originally published September 11, 2010
Friday began with Jack Goes Boating, the directorial debut of Philip Seymour Hoffman, who also stars as the title character. Jack is an airport limo driver who's been the third wheel in the lives of his married friends Clyde (John Ortiz) and Lucy (Daphne Ruben-Vega) for so long that they've decided to intervene by setting him up with the mousy but receptive Connie (Amy Ryan). The movie, adapted--and, one suspects, significantly "opened up"--by Bob Glaudini from his own Off-Broadway play, casually parallels their burgeoning romance with the evaporation of Clyde and Lucy's relationship. In a fall preview on his delightful blog, Nick Davis summed up his level of anticipation for Jack Goes Boating thusly: "Loved Synecdoche but can't take much more schlub." Truer words, etc. Jack isn't just a schlub, he's the ur-schlub, a maddeningly static individual who has to be nudged into action like a soccer ball, and Hoffman lights and poses himself to look as appetizing as Grimace from the Happy Meals. I much prefer another passion project of Hoffman's, Love Liza: although it operates on the same demented frequency as Jack Goes Boating, there's a whole slew of theatrical affectations to contend with this time around. (You can eventually set your watch to Jack's nervous throat-clearing.) Ortiz is tremendously winning, though, in a bromantic role that reveals a lot more range, not to mention teeth, than Hollywood's ever given him a chance to show. Jack Goes Boating reminded one woman I spoke to of Rocky; I can see it if I squint.
The more aggressively deadpan Curling is the first film I've seen from the well-regarded Canadian filmmaker Denis Côté, and I'm getting a strong Kaurismäkian vibe from him--though VARIETY's review of Curling claims that Côté traffics in "arthouse misery." Maybe it's that a Canadian can see the humour in the sort of wintry desolation this movie depicts and an American can't. Real-life father and daughter Emmanuel and Philomène Bilodeau play, or perhaps role-play, Jean-François and Julyvonne Sauvageau, rural Quebecers trapped in a prison of the former's making. Lots of parents don't want their children to grow up, but Jean-François seems uniquely determined to freeze Julyvonne on the precipice of womanhood, sheltering her from the outside world to the extent that she doesn't go to school--he buys textbooks for her that probably collect dust--and doesn't get to go to work with him at the bowling alley (where the picture's most overt comedy springs from), because it's not "safe" for a twelve-year-old. She's left to her own devices at home, however, which ironically hastens her loss of innocence once she stumbles on some dead bodies (and, inexplicably, a tiger) during a stroll through the nearby woods. A slow burn that respects the audience's literacy when it comes to subtext, Curling is a gratifyingly dense piece that pings off zeitgeisty anxieties about powerlessness I wouldn't describe as exclusively parental. Further reading: Jason Anderson's cover story on the film and Côté's career in the latest issue of CINEMA SCOPE.

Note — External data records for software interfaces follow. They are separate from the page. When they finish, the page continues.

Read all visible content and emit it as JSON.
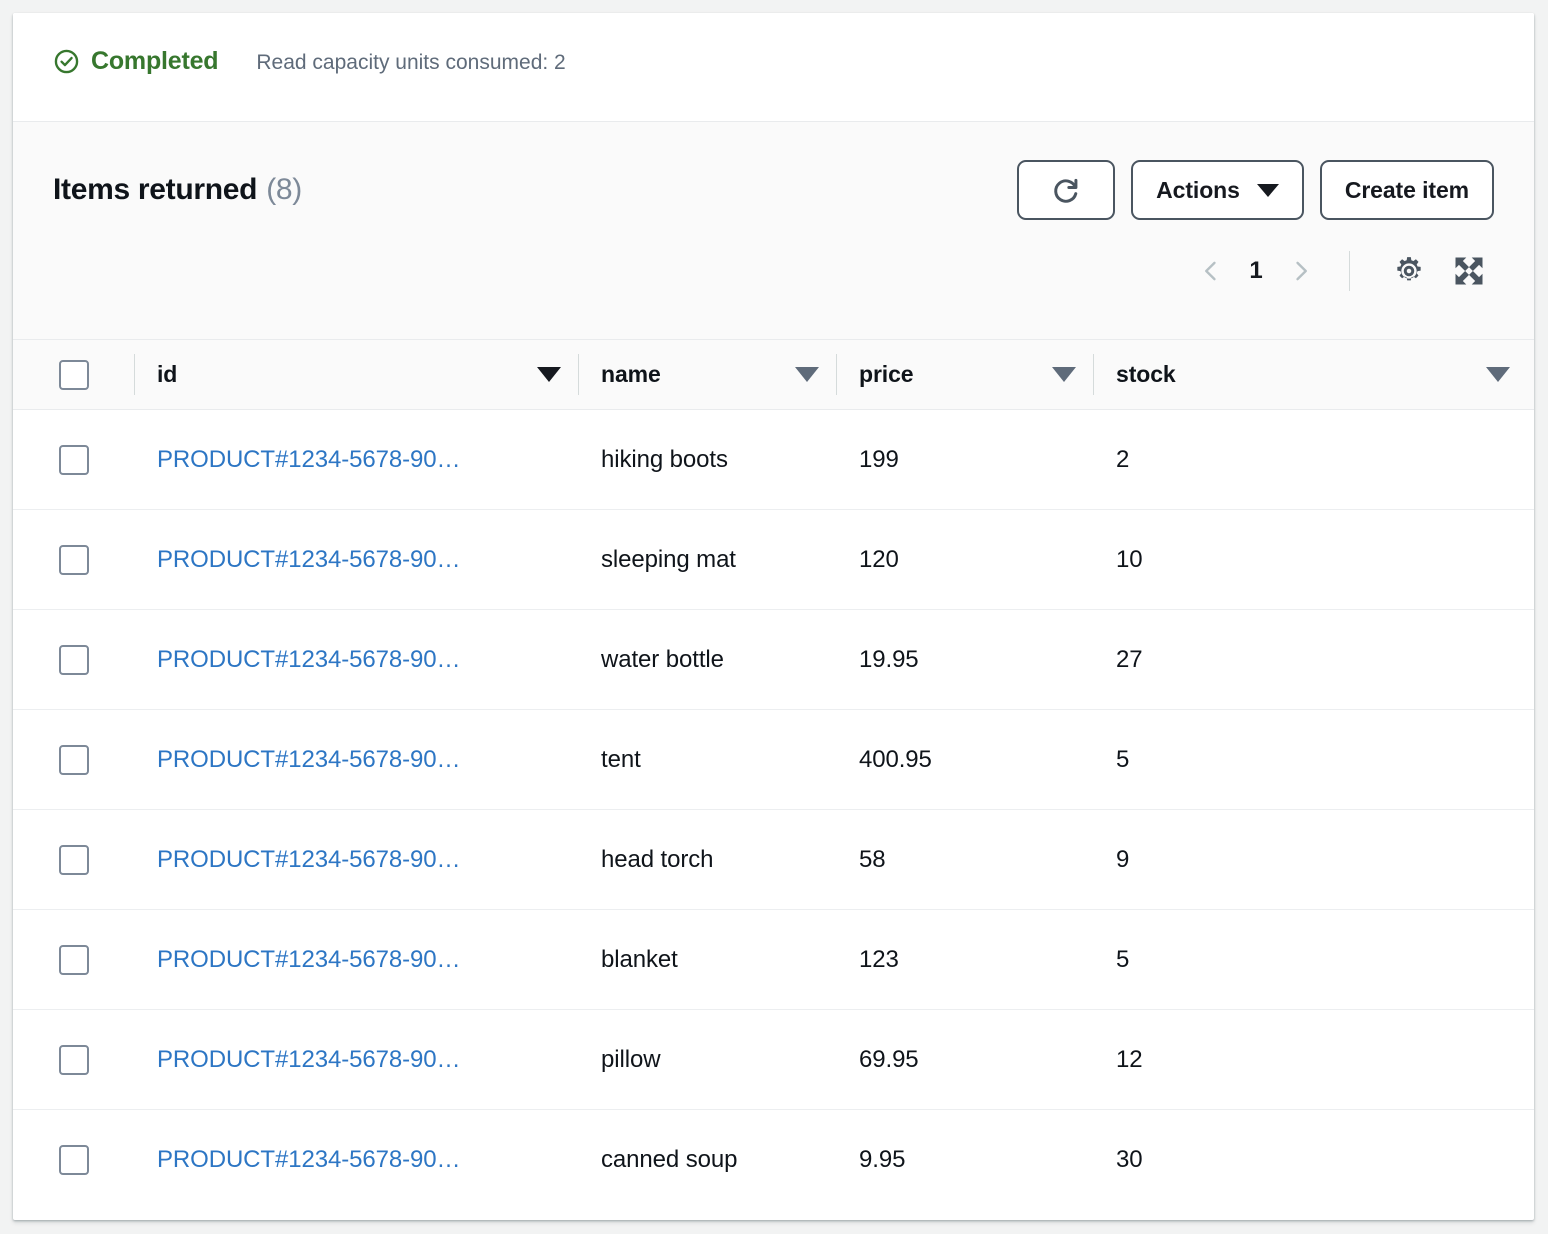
{
  "status": {
    "icon": "check-circle-icon",
    "label": "Completed",
    "note": "Read capacity units consumed: 2",
    "color": "#37772e"
  },
  "header": {
    "title": "Items returned",
    "count": "(8)",
    "refresh_icon": "refresh-icon",
    "actions_label": "Actions",
    "create_label": "Create item"
  },
  "pagination": {
    "prev_icon": "chevron-left-icon",
    "page": "1",
    "next_icon": "chevron-right-icon",
    "settings_icon": "gear-icon",
    "expand_icon": "expand-icon"
  },
  "table": {
    "columns": [
      {
        "label": "id",
        "sort_active": true
      },
      {
        "label": "name",
        "sort_active": false
      },
      {
        "label": "price",
        "sort_active": false
      },
      {
        "label": "stock",
        "sort_active": false
      }
    ],
    "rows": [
      {
        "id": "PRODUCT#1234-5678-90…",
        "name": "hiking boots",
        "price": "199",
        "stock": "2"
      },
      {
        "id": "PRODUCT#1234-5678-90…",
        "name": "sleeping mat",
        "price": "120",
        "stock": "10"
      },
      {
        "id": "PRODUCT#1234-5678-90…",
        "name": "water bottle",
        "price": "19.95",
        "stock": "27"
      },
      {
        "id": "PRODUCT#1234-5678-90…",
        "name": "tent",
        "price": "400.95",
        "stock": "5"
      },
      {
        "id": "PRODUCT#1234-5678-90…",
        "name": "head torch",
        "price": "58",
        "stock": "9"
      },
      {
        "id": "PRODUCT#1234-5678-90…",
        "name": "blanket",
        "price": "123",
        "stock": "5"
      },
      {
        "id": "PRODUCT#1234-5678-90…",
        "name": "pillow",
        "price": "69.95",
        "stock": "12"
      },
      {
        "id": "PRODUCT#1234-5678-90…",
        "name": "canned soup",
        "price": "9.95",
        "stock": "30"
      }
    ]
  },
  "colors": {
    "link": "#2d76c4",
    "success": "#37772e",
    "text": "#0f141a",
    "muted": "#5f6b7a",
    "border": "#d5dbdb",
    "page_bg": "#f2f3f3"
  }
}
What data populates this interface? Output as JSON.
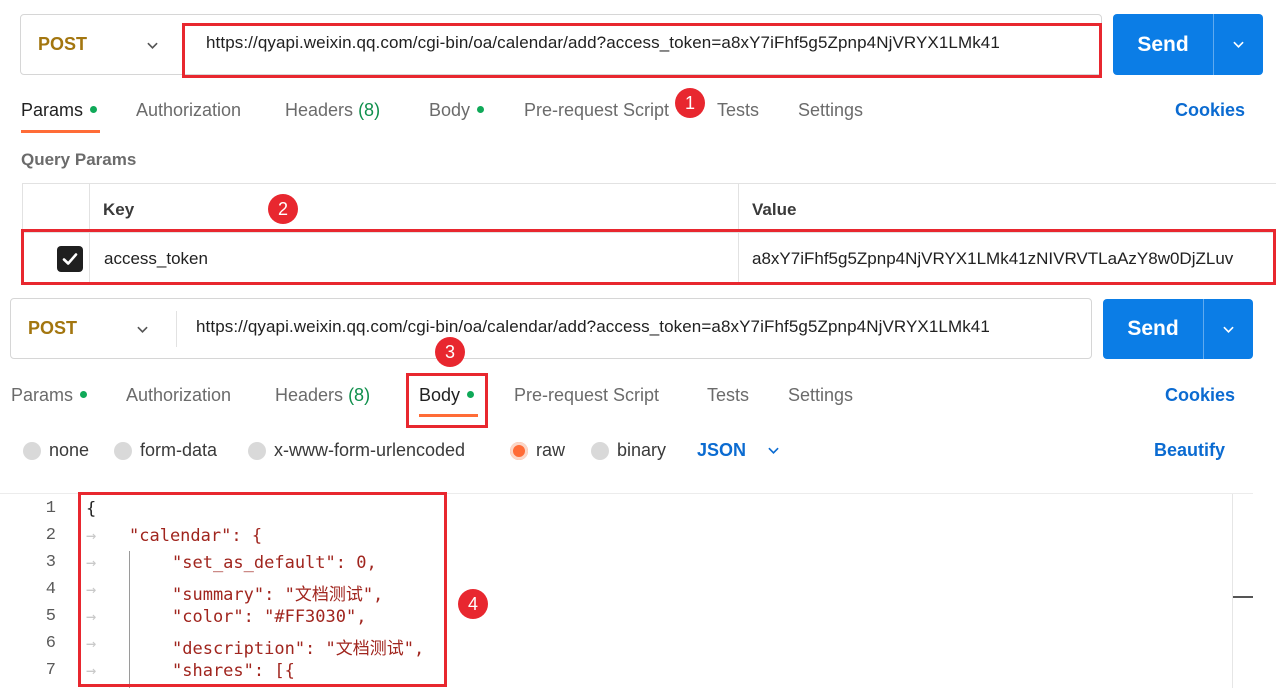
{
  "top": {
    "method": "POST",
    "url": "https://qyapi.weixin.qq.com/cgi-bin/oa/calendar/add?access_token=a8xY7iFhf5g5Zpnp4NjVRYX1LMk41",
    "send_label": "Send",
    "tabs": [
      {
        "label": "Params",
        "dot": true
      },
      {
        "label": "Authorization"
      },
      {
        "label": "Headers",
        "count": "(8)"
      },
      {
        "label": "Body",
        "dot": true
      },
      {
        "label": "Pre-request Script"
      },
      {
        "label": "Tests"
      },
      {
        "label": "Settings"
      }
    ],
    "active_tab": "Params",
    "cookies_label": "Cookies",
    "query_params_title": "Query Params",
    "table": {
      "headers": [
        "Key",
        "Value"
      ],
      "rows": [
        {
          "checked": true,
          "key": "access_token",
          "value": "a8xY7iFhf5g5Zpnp4NjVRYX1LMk41zNIVRVTLaAzY8w0DjZLuv"
        }
      ]
    }
  },
  "bottom": {
    "method": "POST",
    "url": "https://qyapi.weixin.qq.com/cgi-bin/oa/calendar/add?access_token=a8xY7iFhf5g5Zpnp4NjVRYX1LMk41",
    "send_label": "Send",
    "tabs": [
      {
        "label": "Params",
        "dot": true
      },
      {
        "label": "Authorization"
      },
      {
        "label": "Headers",
        "count": "(8)"
      },
      {
        "label": "Body",
        "dot": true
      },
      {
        "label": "Pre-request Script"
      },
      {
        "label": "Tests"
      },
      {
        "label": "Settings"
      }
    ],
    "active_tab": "Body",
    "cookies_label": "Cookies",
    "body_modes": [
      {
        "label": "none",
        "selected": false
      },
      {
        "label": "form-data",
        "selected": false
      },
      {
        "label": "x-www-form-urlencoded",
        "selected": false
      },
      {
        "label": "raw",
        "selected": true
      },
      {
        "label": "binary",
        "selected": false
      }
    ],
    "format": "JSON",
    "beautify_label": "Beautify",
    "code_lines": [
      {
        "n": "1",
        "text": "{"
      },
      {
        "n": "2",
        "text": "\"calendar\": {"
      },
      {
        "n": "3",
        "text": "\"set_as_default\": 0,"
      },
      {
        "n": "4",
        "text": "\"summary\": \"文档测试\","
      },
      {
        "n": "5",
        "text": "\"color\": \"#FF3030\","
      },
      {
        "n": "6",
        "text": "\"description\": \"文档测试\","
      },
      {
        "n": "7",
        "text": "\"shares\": [{"
      }
    ]
  },
  "annotations": [
    "1",
    "2",
    "3",
    "4"
  ],
  "colors": {
    "accent": "#0b7de6",
    "active_underline": "#ff6c37",
    "annotation": "#e8272f",
    "method": "#a3760f",
    "status_dot": "#0fa958"
  }
}
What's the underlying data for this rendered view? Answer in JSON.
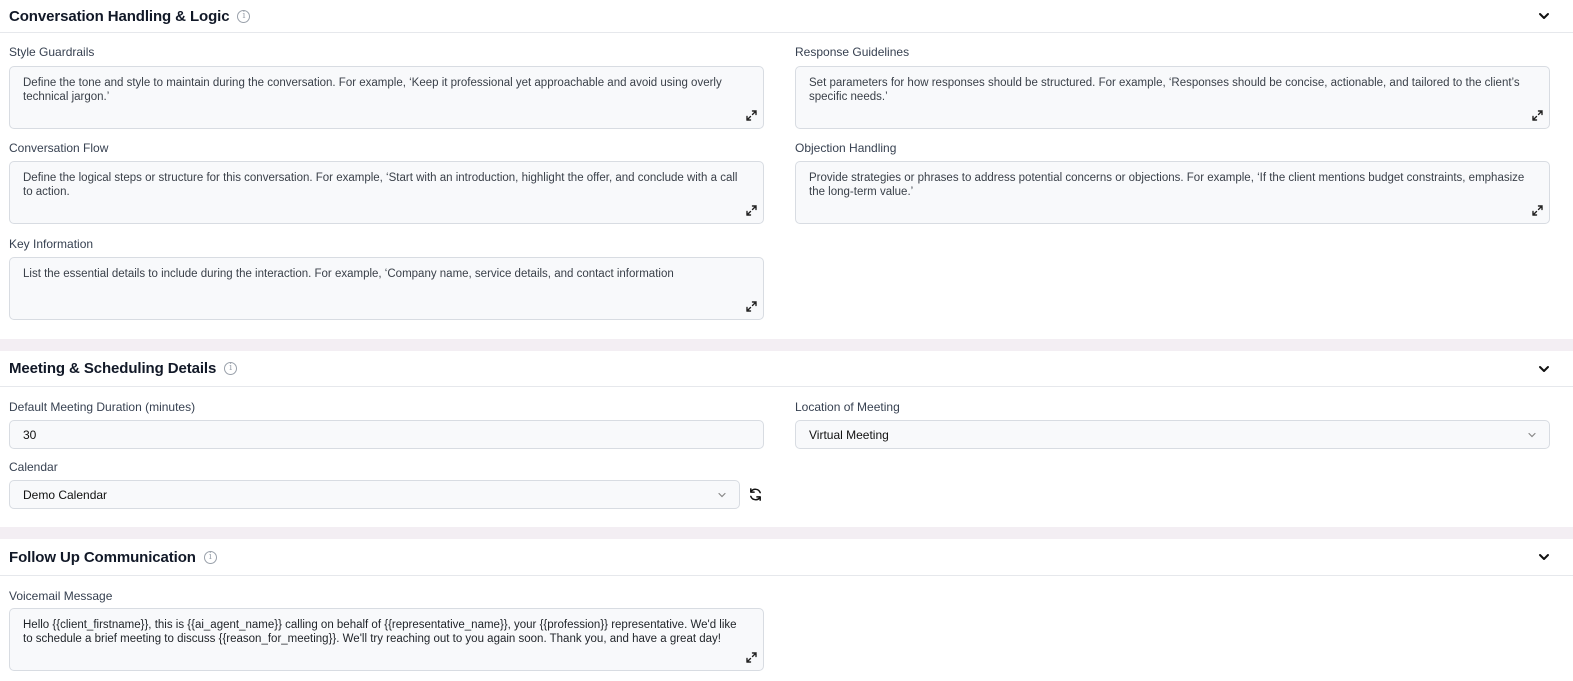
{
  "conversation": {
    "title": "Conversation Handling & Logic",
    "style_guardrails": {
      "label": "Style Guardrails",
      "text": "Define the tone and style to maintain during the conversation. For example, ‘Keep it professional yet approachable and avoid using overly technical jargon.’"
    },
    "response_guidelines": {
      "label": "Response Guidelines",
      "text": "Set parameters for how responses should be structured. For example, ‘Responses should be concise, actionable, and tailored to the client’s specific needs.’"
    },
    "conversation_flow": {
      "label": "Conversation Flow",
      "text": "Define the logical steps or structure for this conversation. For example, ‘Start with an introduction, highlight the offer, and conclude with a call to action."
    },
    "objection_handling": {
      "label": "Objection Handling",
      "text": "Provide strategies or phrases to address potential concerns or objections. For example, ‘If the client mentions budget constraints, emphasize the long-term value.’"
    },
    "key_information": {
      "label": "Key Information",
      "text": "List the essential details to include during the interaction. For example, ‘Company name, service details, and contact information"
    }
  },
  "meeting": {
    "title": "Meeting & Scheduling Details",
    "duration": {
      "label": "Default Meeting Duration (minutes)",
      "value": "30"
    },
    "location": {
      "label": "Location of Meeting",
      "value": "Virtual Meeting"
    },
    "calendar": {
      "label": "Calendar",
      "value": "Demo Calendar"
    }
  },
  "followup": {
    "title": "Follow Up Communication",
    "voicemail": {
      "label": "Voicemail Message",
      "text": "Hello {{client_firstname}}, this is {{ai_agent_name}} calling on behalf of {{representative_name}}, your {{profession}} representative. We'd like to schedule a brief meeting to discuss {{reason_for_meeting}}. We'll try reaching out to you again soon. Thank you, and have a great day!"
    }
  },
  "icons": {
    "info": "info-icon",
    "chevron": "chevron-down-icon",
    "expand": "expand-icon",
    "refresh": "refresh-icon"
  }
}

I succumbed to buzz by ending the day with Mark Romanek's Danny Boyle-esque Never Let Me Go, which proved not-uncomplementary to Curling in that they're both about dead-end indoctrinations of the young. Based on the beloved (and unread-by-yours-truly) Kazuo Ishiguro novel, Never Let Me Go represents an alternative history in which genetic cloning became possible in the fifties, inspiring the government to begin breeding people to give up their organs in adulthood; the story follows a love triangle from its inception at a Hogwarts-like school for future donors to its pitiful "completion" in sterile operating rooms. Never Let Me Go represents, too, my least favourite kind of exploitation: the polite, pretentious kind that, somewhat hypocritically, plays coy with the specifics while getting off on the emotional sadism of its high concept. (The movie is three innocents placidly riding a conveyor belt to a meat-grinder.) The blue-collar filmgoer in me would not stop asking literalminded but no less valid questions Never Let Me Go is above addressing, such as why don't these motherfuckers run? At the risk of accusing the book of same, the whole thing reeks of fear of genre, and while Romanek's direction is certainly moody, it lacks the tone-poem quality that might've transformed evasion into evocation. Credit where credit is due, the kid they cast as young Carey Mulligan (one Isobel Meikle-Small) looks so much like a shrunken version of her that it's actually topical, but my final recommendation is to watch Seconds or Blade Runner again instead.
JACK GOES BOATING: **/****
NEVER LET ME GO: */****